Only the lines holding the string "like" are needed; copy each of them from the data.

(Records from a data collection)
------------------------------------------------------------

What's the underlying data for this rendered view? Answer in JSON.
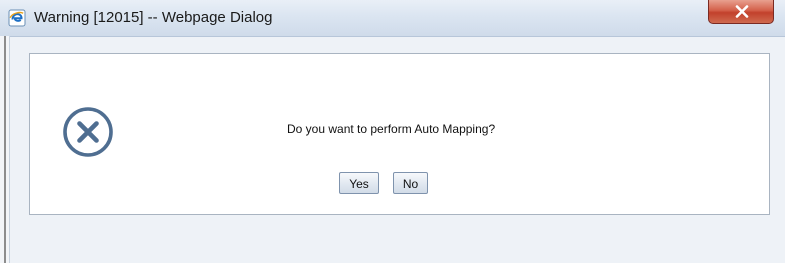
{
  "window": {
    "title": "Warning [12015] -- Webpage Dialog",
    "title_icon": "ie-icon",
    "close_icon": "close-icon",
    "close_color": "#c9452f"
  },
  "dialog": {
    "icon": "error-x-icon",
    "icon_color": "#4f6e91",
    "message": "Do you want to perform Auto Mapping?",
    "buttons": {
      "yes_label": "Yes",
      "no_label": "No"
    }
  }
}
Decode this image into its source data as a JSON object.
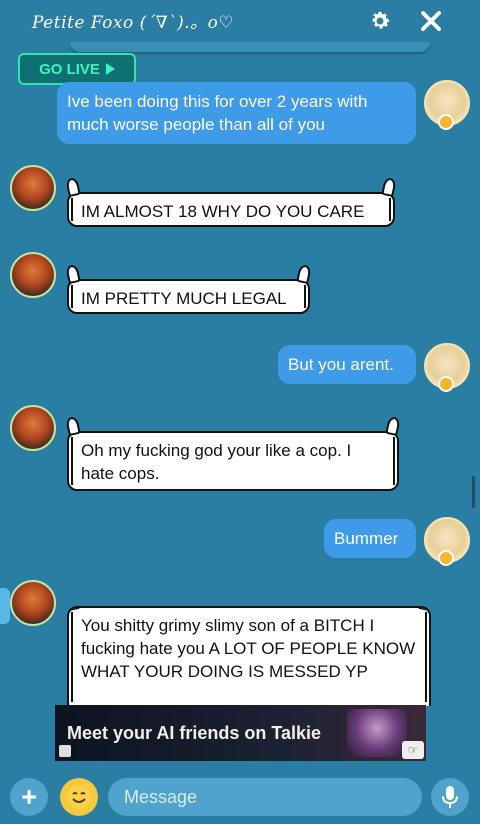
{
  "header": {
    "title": "Petite Foxo (´∇`).。o♡"
  },
  "live": {
    "label": "GO LIVE"
  },
  "messages": [
    {
      "side": "out",
      "text": "Ive been doing this for over 2 years with much worse people than all of you"
    },
    {
      "side": "in",
      "text": "IM ALMOST 18 WHY DO YOU CARE"
    },
    {
      "side": "in",
      "text": "IM PRETTY MUCH LEGAL"
    },
    {
      "side": "out",
      "text": "But you arent."
    },
    {
      "side": "in",
      "text": "Oh my fucking god your like a cop. I hate cops."
    },
    {
      "side": "out",
      "text": "Bummer"
    },
    {
      "side": "in",
      "text": "You shitty grimy slimy son of a BITCH I fucking hate you A LOT OF PEOPLE KNOW WHAT YOUR DOING IS MESSED YP"
    }
  ],
  "ad": {
    "text": "Meet your AI friends on Talkie"
  },
  "composer": {
    "placeholder": "Message"
  },
  "colors": {
    "background": "#2b7ea3",
    "outgoing_bubble": "#3d9be8",
    "incoming_bubble": "#ffffff",
    "go_live_accent": "#3af5c0"
  },
  "icons": [
    "gear-icon",
    "close-icon",
    "play-icon",
    "plus-icon",
    "emoji-icon",
    "microphone-icon",
    "hand-pointer-icon"
  ]
}
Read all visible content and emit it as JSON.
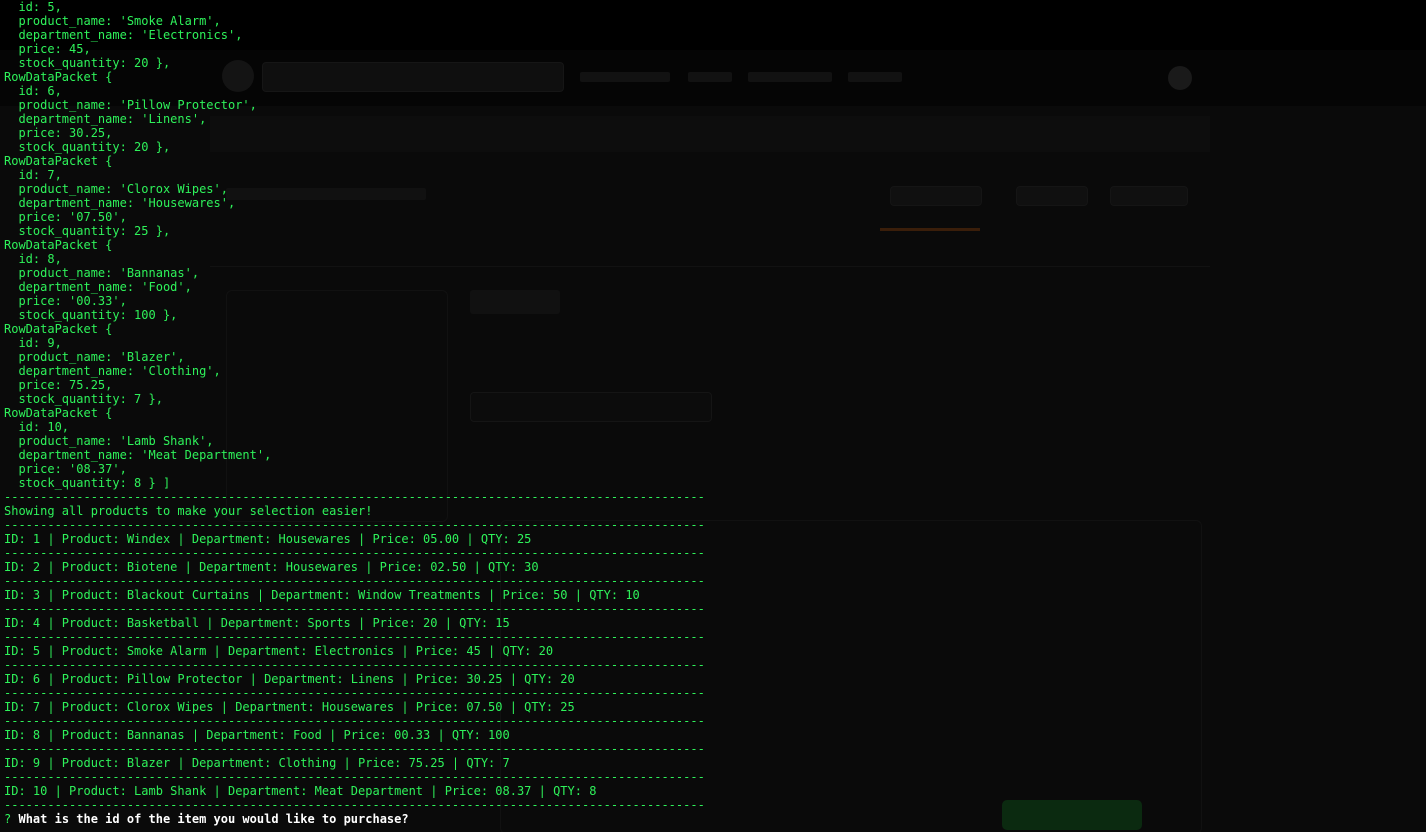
{
  "terminal": {
    "lines": [
      "  id: 5,",
      "  product_name: 'Smoke Alarm',",
      "  department_name: 'Electronics',",
      "  price: 45,",
      "  stock_quantity: 20 },",
      "RowDataPacket {",
      "  id: 6,",
      "  product_name: 'Pillow Protector',",
      "  department_name: 'Linens',",
      "  price: 30.25,",
      "  stock_quantity: 20 },",
      "RowDataPacket {",
      "  id: 7,",
      "  product_name: 'Clorox Wipes',",
      "  department_name: 'Housewares',",
      "  price: '07.50',",
      "  stock_quantity: 25 },",
      "RowDataPacket {",
      "  id: 8,",
      "  product_name: 'Bannanas',",
      "  department_name: 'Food',",
      "  price: '00.33',",
      "  stock_quantity: 100 },",
      "RowDataPacket {",
      "  id: 9,",
      "  product_name: 'Blazer',",
      "  department_name: 'Clothing',",
      "  price: 75.25,",
      "  stock_quantity: 7 },",
      "RowDataPacket {",
      "  id: 10,",
      "  product_name: 'Lamb Shank',",
      "  department_name: 'Meat Department',",
      "  price: '08.37',",
      "  stock_quantity: 8 } ]",
      "-------------------------------------------------------------------------------------------------",
      "Showing all products to make your selection easier!",
      "-------------------------------------------------------------------------------------------------",
      "ID: 1 | Product: Windex | Department: Housewares | Price: 05.00 | QTY: 25",
      "-------------------------------------------------------------------------------------------------",
      "ID: 2 | Product: Biotene | Department: Housewares | Price: 02.50 | QTY: 30",
      "-------------------------------------------------------------------------------------------------",
      "ID: 3 | Product: Blackout Curtains | Department: Window Treatments | Price: 50 | QTY: 10",
      "-------------------------------------------------------------------------------------------------",
      "ID: 4 | Product: Basketball | Department: Sports | Price: 20 | QTY: 15",
      "-------------------------------------------------------------------------------------------------",
      "ID: 5 | Product: Smoke Alarm | Department: Electronics | Price: 45 | QTY: 20",
      "-------------------------------------------------------------------------------------------------",
      "ID: 6 | Product: Pillow Protector | Department: Linens | Price: 30.25 | QTY: 20",
      "-------------------------------------------------------------------------------------------------",
      "ID: 7 | Product: Clorox Wipes | Department: Housewares | Price: 07.50 | QTY: 25",
      "-------------------------------------------------------------------------------------------------",
      "ID: 8 | Product: Bannanas | Department: Food | Price: 00.33 | QTY: 100",
      "-------------------------------------------------------------------------------------------------",
      "ID: 9 | Product: Blazer | Department: Clothing | Price: 75.25 | QTY: 7",
      "-------------------------------------------------------------------------------------------------",
      "ID: 10 | Product: Lamb Shank | Department: Meat Department | Price: 08.37 | QTY: 8",
      "-------------------------------------------------------------------------------------------------"
    ],
    "prompt": {
      "marker": "?",
      "question": "What is the id of the item you would like to purchase?"
    }
  }
}
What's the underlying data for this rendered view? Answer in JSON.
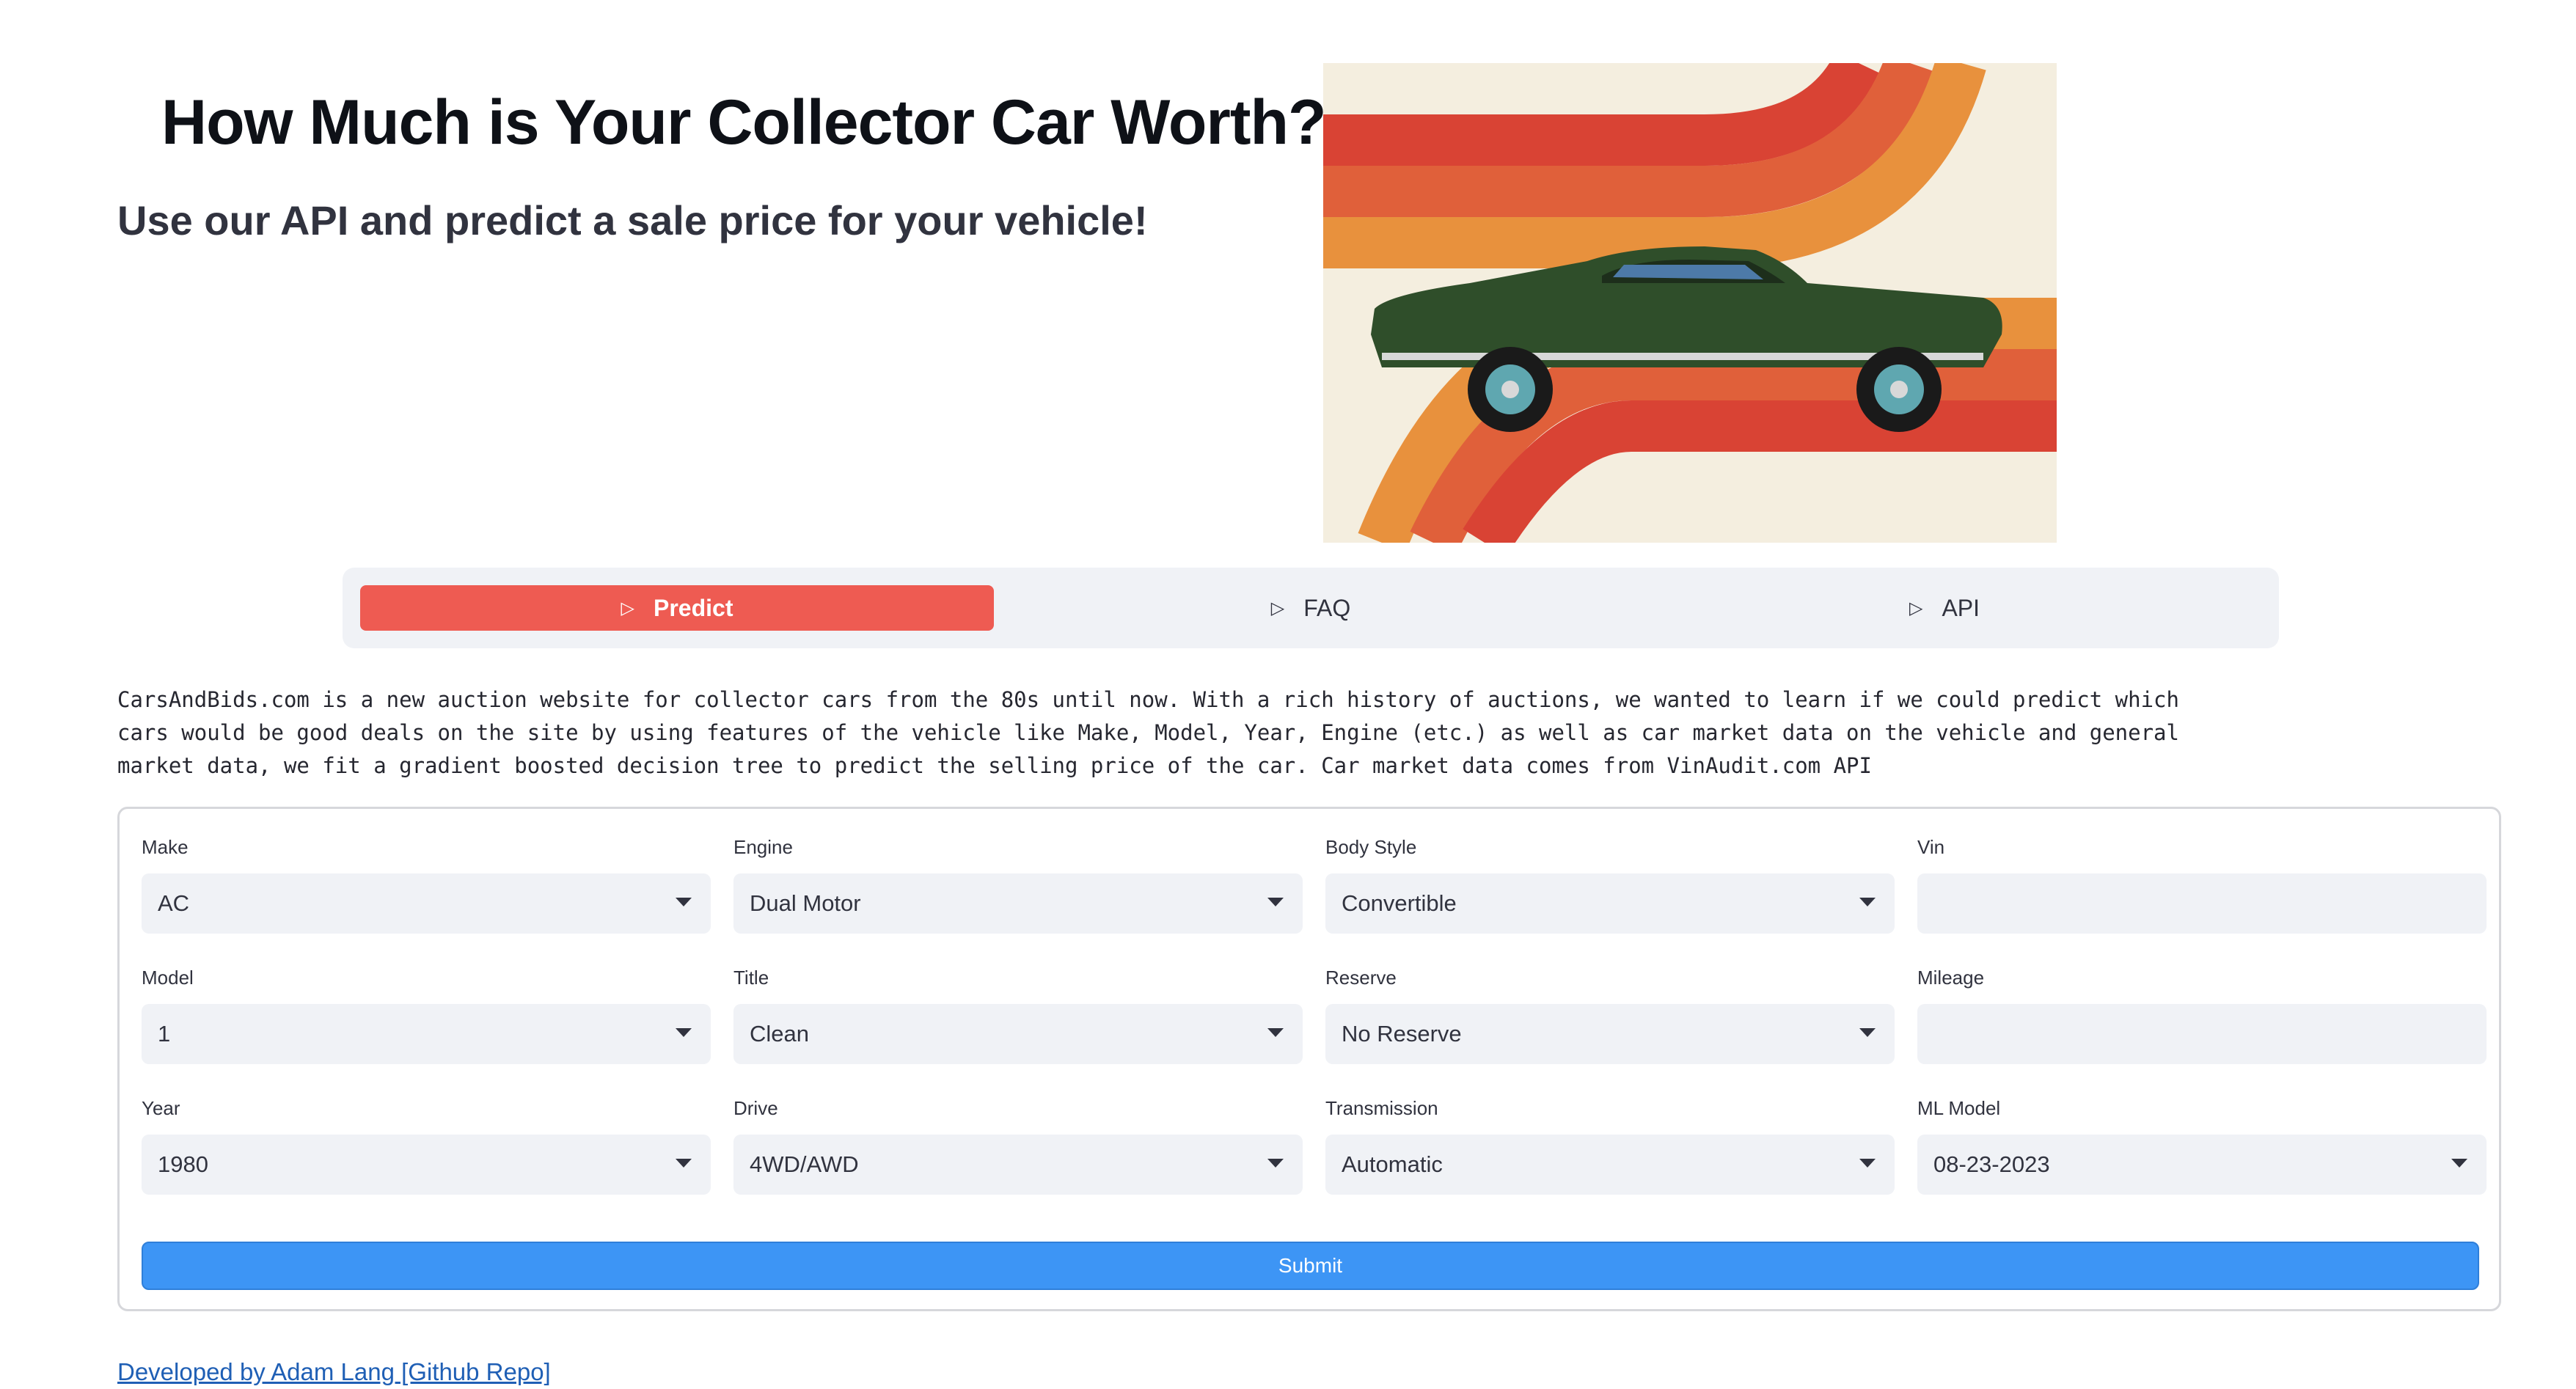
{
  "header": {
    "title": "How Much is Your Collector Car Worth?",
    "subtitle": "Use our API and predict a sale price for your vehicle!"
  },
  "tabs": [
    {
      "label": "Predict",
      "active": true,
      "icon": "play-outline-icon"
    },
    {
      "label": "FAQ",
      "active": false,
      "icon": "play-outline-icon"
    },
    {
      "label": "API",
      "active": false,
      "icon": "play-outline-icon"
    }
  ],
  "description": "CarsAndBids.com is a new auction website for collector cars from the 80s until now. With a rich history of auctions, we wanted to learn if we could predict which cars would be good deals on the site by using features of the vehicle like Make, Model, Year, Engine (etc.) as well as car market data on the vehicle and general market data, we fit a gradient boosted decision tree to predict the selling price of the car. Car market data comes from VinAudit.com API",
  "form": {
    "make": {
      "label": "Make",
      "value": "AC"
    },
    "engine": {
      "label": "Engine",
      "value": "Dual Motor"
    },
    "body_style": {
      "label": "Body Style",
      "value": "Convertible"
    },
    "vin": {
      "label": "Vin",
      "value": ""
    },
    "model": {
      "label": "Model",
      "value": "1"
    },
    "title": {
      "label": "Title",
      "value": "Clean"
    },
    "reserve": {
      "label": "Reserve",
      "value": "No Reserve"
    },
    "mileage": {
      "label": "Mileage",
      "value": ""
    },
    "year": {
      "label": "Year",
      "value": "1980"
    },
    "drive": {
      "label": "Drive",
      "value": "4WD/AWD"
    },
    "transmission": {
      "label": "Transmission",
      "value": "Automatic"
    },
    "ml_model": {
      "label": "ML Model",
      "value": "08-23-2023"
    },
    "submit_label": "Submit"
  },
  "footer": {
    "link_text": "Developed by Adam Lang [Github Repo]"
  },
  "colors": {
    "accent_tab": "#ee5b52",
    "submit": "#3d95f5",
    "link": "#1f5fb5",
    "input_bg": "#f0f2f6"
  }
}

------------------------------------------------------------

• THE COMPLETED TASK
      "text": "Oh my fucking god your like a cop. I hate cops."
      "question": "What is the id of the item you would like to purchase?"
  "description": "CarsAndBids.com is a new auction website for collector cars from the 80s until now. With a rich history of auctions, we wanted to learn if we could predict which cars would be good deals on the site by using features of the vehicle like Make, Model, Year, Engine (etc.) as well as car market data on the vehicle and general market data, we fit a gradient boosted decision tree to predict the selling price of the car. Car market data comes from VinAudit.com API",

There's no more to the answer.